Anne Loftfield works with her son, Greg McGoffin, in a true act of teamwork to make the business thrive. Based in Marana, High Energy Agriculture grows fruit and vegetables year round. During the winter, it’s leafy greens like bok choy, kale, chard, and lettuce, while warmer months yield summer squash, tomato, leek, and heirloom cantaloupe.
Loftfield places a high importance on the benefits of healthy soil.
“If the nutrients are absent from the soil they simply won’t be in the produce,” Loftfield says. “The bacteria, enzymes, and microbes all communicate to work together to make it all happen.”
A huge advocate of small farms, Loftfield talks of the dangers in monocropping.

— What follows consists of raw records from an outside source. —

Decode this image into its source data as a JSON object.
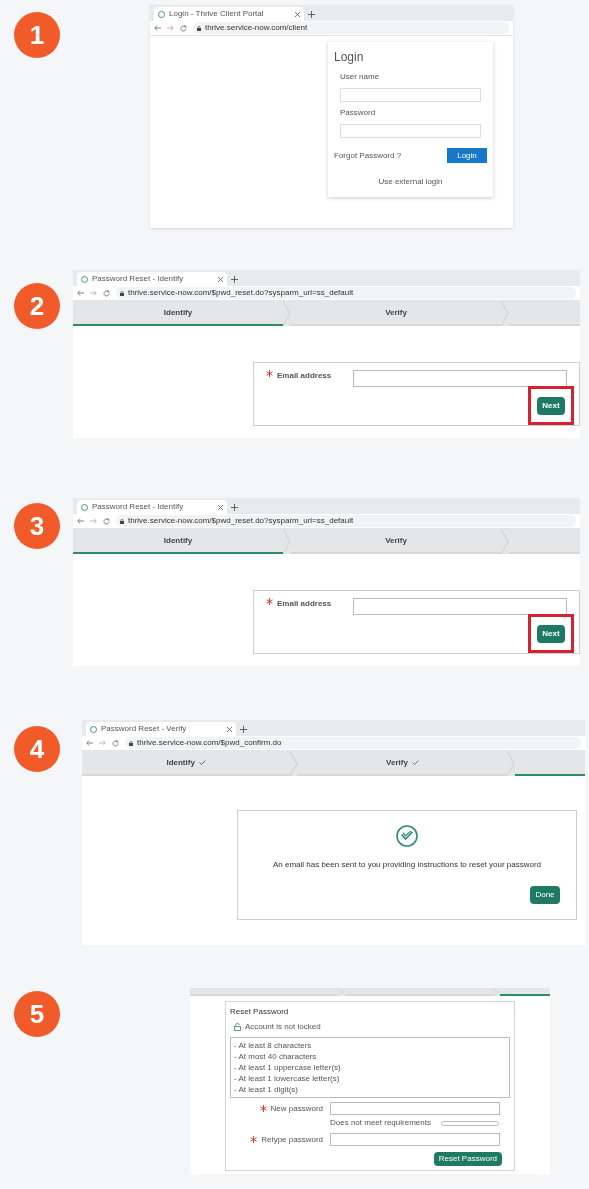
{
  "steps": [
    {
      "number": "1",
      "kind": "login",
      "browser": {
        "tab_title": "Login - Thrive Client Portal",
        "url": "thrive.service-now.com/client"
      },
      "login": {
        "title": "Login",
        "fields": [
          {
            "label": "User name"
          },
          {
            "label": "Password"
          }
        ],
        "forgot": "Forgot Password ?",
        "button": "Login",
        "external": "Use external login"
      }
    },
    {
      "number": "2",
      "kind": "identify",
      "browser": {
        "tab_title": "Password Reset - Identify",
        "url": "thrive.service-now.com/$pwd_reset.do?sysparm_url=ss_default"
      },
      "progress": [
        {
          "label": "Identify",
          "selected": true,
          "done": false
        },
        {
          "label": "Verify",
          "selected": false,
          "done": false
        },
        {
          "selected": false,
          "done": false
        }
      ],
      "form": {
        "label": "Email address",
        "button": "Next",
        "highlighted": true
      }
    },
    {
      "number": "3",
      "kind": "identify",
      "browser": {
        "tab_title": "Password Reset - Identify",
        "url": "thrive.service-now.com/$pwd_reset.do?sysparm_url=ss_default"
      },
      "progress": [
        {
          "label": "Identify",
          "selected": true,
          "done": false
        },
        {
          "label": "Verify",
          "selected": false,
          "done": false
        },
        {
          "selected": false,
          "done": false
        }
      ],
      "form": {
        "label": "Email address",
        "button": "Next",
        "highlighted": true
      }
    },
    {
      "number": "4",
      "kind": "verify",
      "browser": {
        "tab_title": "Password Reset - Verify",
        "url": "thrive.service-now.com/$pwd_confirm.do"
      },
      "progress": [
        {
          "label": "Identify",
          "selected": false,
          "done": true
        },
        {
          "label": "Verify",
          "selected": false,
          "done": true
        },
        {
          "selected": true,
          "done": false
        }
      ],
      "message": "An email has been sent to you providing instructions to reset your password",
      "button": "Done"
    },
    {
      "number": "5",
      "kind": "reset",
      "progress": [
        {
          "selected": false,
          "done": false
        },
        {
          "selected": false,
          "done": false
        },
        {
          "selected": true,
          "done": false
        }
      ],
      "title": "Reset Password",
      "lock_status": "Account is not locked",
      "requirements": [
        "- At least 8 characters",
        "- At most 40 characters",
        "- At least 1 uppercase letter(s)",
        "- At least 1 lowercase letter(s)",
        "- At least 1 digit(s)"
      ],
      "fields": [
        {
          "label": "New password"
        },
        {
          "label": "Retype password"
        }
      ],
      "strength": {
        "text": "Does not meet requirements",
        "level": 0
      },
      "button": "Reset Password"
    }
  ]
}
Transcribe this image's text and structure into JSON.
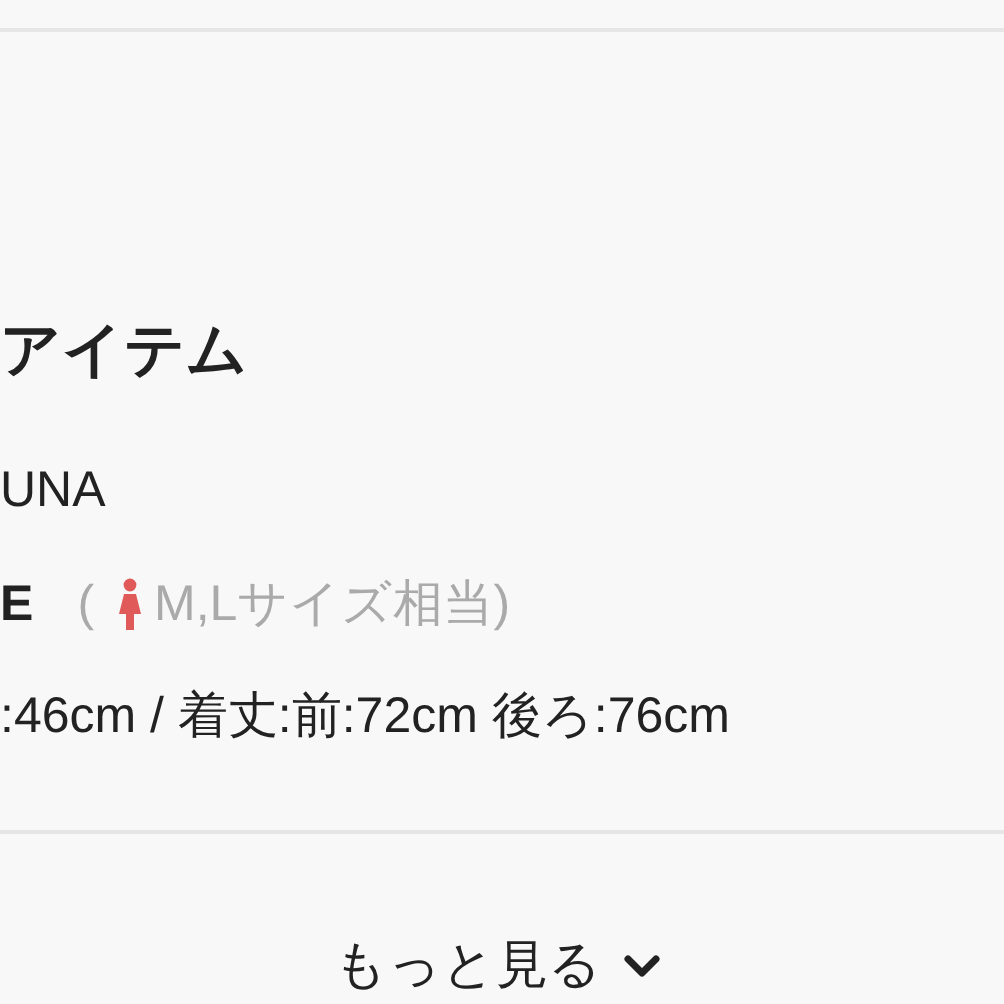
{
  "section": {
    "title": "アイテム"
  },
  "brand": "UNA",
  "size": {
    "label": "E",
    "open_paren": "(",
    "note": "M,Lサイズ相当)"
  },
  "measurements": ":46cm / 着丈:前:72cm  後ろ:76cm",
  "more_button": {
    "label": "もっと見る"
  }
}
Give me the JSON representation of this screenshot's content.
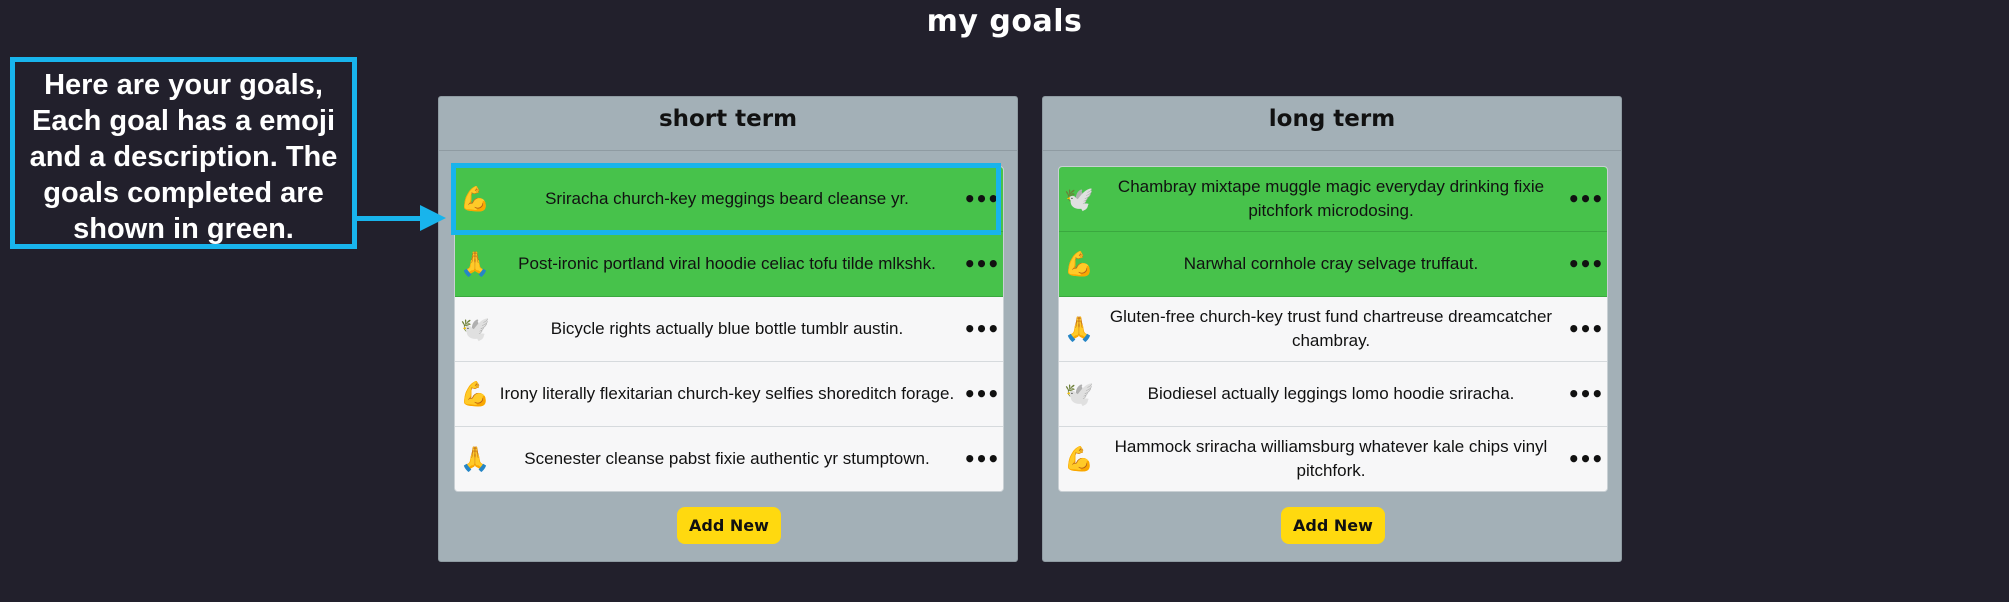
{
  "page": {
    "title": "my goals"
  },
  "callout": {
    "text": "Here are your goals, Each goal has a emoji and a description. The goals completed are shown in green."
  },
  "colors": {
    "background": "#22202c",
    "card": "#a3b0b7",
    "completed": "#47c24b",
    "add_button": "#ffd90f",
    "annotation": "#18b4ec"
  },
  "short_term": {
    "title": "short term",
    "add_label": "Add New",
    "goals": [
      {
        "emoji": "💪",
        "icon": "flexed-biceps-icon",
        "text": "Sriracha church-key meggings beard cleanse yr.",
        "completed": true,
        "menu": "•••"
      },
      {
        "emoji": "🙏",
        "icon": "folded-hands-icon",
        "text": "Post-ironic portland viral hoodie celiac tofu tilde mlkshk.",
        "completed": true,
        "menu": "•••"
      },
      {
        "emoji": "🕊️",
        "icon": "dove-icon",
        "text": "Bicycle rights actually blue bottle tumblr austin.",
        "completed": false,
        "menu": "•••"
      },
      {
        "emoji": "💪",
        "icon": "flexed-biceps-icon",
        "text": "Irony literally flexitarian church-key selfies shoreditch forage.",
        "completed": false,
        "menu": "•••"
      },
      {
        "emoji": "🙏",
        "icon": "folded-hands-icon",
        "text": "Scenester cleanse pabst fixie authentic yr stumptown.",
        "completed": false,
        "menu": "•••"
      }
    ]
  },
  "long_term": {
    "title": "long term",
    "add_label": "Add New",
    "goals": [
      {
        "emoji": "🕊️",
        "icon": "dove-icon",
        "text": "Chambray mixtape muggle magic everyday drinking fixie pitchfork microdosing.",
        "completed": true,
        "menu": "•••"
      },
      {
        "emoji": "💪",
        "icon": "flexed-biceps-icon",
        "text": "Narwhal cornhole cray selvage truffaut.",
        "completed": true,
        "menu": "•••"
      },
      {
        "emoji": "🙏",
        "icon": "folded-hands-icon",
        "text": "Gluten-free church-key trust fund chartreuse dreamcatcher chambray.",
        "completed": false,
        "menu": "•••"
      },
      {
        "emoji": "🕊️",
        "icon": "dove-icon",
        "text": "Biodiesel actually leggings lomo hoodie sriracha.",
        "completed": false,
        "menu": "•••"
      },
      {
        "emoji": "💪",
        "icon": "flexed-biceps-icon",
        "text": "Hammock sriracha williamsburg whatever kale chips vinyl pitchfork.",
        "completed": false,
        "menu": "•••"
      }
    ]
  }
}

“Monocropping is when a farm just grows a single crop all year, instead of rotating with the seasons. It isn’t a natural way for fruits and vegetables to grow.” Small farms cost more, she says, but the health of the people and the land make it worth it. “Just like at the farmers market, everyone serves a necessary function. You need diversity to grow good vegetables and to maintain a quality market.”
That diversity is apparent in High Energy Agriculture’s fermented products, which include traditional sauerkraut, kimchi and tsukemono (Japanese style that includes soy sauce and lemon juice). Another specialty is beet kvasf.
“It (beet kvasf) starts with fermented beets and the juice is separated. You then drink it like a tonic,” Loftfield instructs. “It’s a probiotic and liver cleanser that is also known to lower your blood pressure.”
“It’s hard to always sell fresh vegetables, so I started to explore fermentation,” Loftfield says, adding that there are significant health benefits gained from consuming fermented vegetables. “Probiotics are a form of good bacteria produced during the fermentation process that help to push out and control bad bacteria in your body.”
Loftfield credits fermented vegetables with helping her feel better and notes significant health benefits.
“I was struggling with eczema and was put on several different medications,” she says with a sigh, “but nothing was really helping. I changed my diet to include more fermented vegetables, and after a year, I am feeling much better. I am also completely off the medication. It is why I am so passionate about fermentation. Plus, it’s delicious.”
Loftfield brings a wealth of knowledge to the market and an excitement for what she does. From the bountiful piles of fresh farm produce, to the rows of mason jars filled to the brim with fermented vegetables, High Energy Agriculture leaves its customers feeling inspired.
You can find all that High Energy Agriculture has to offer at Santa Cruz River on Thursday, Oro Valley at Steam Pump Ranch on Saturday and Rillito Park on Sunday. Follow along with their adventures.
Keep up with High Energy Agriculture on Facebook.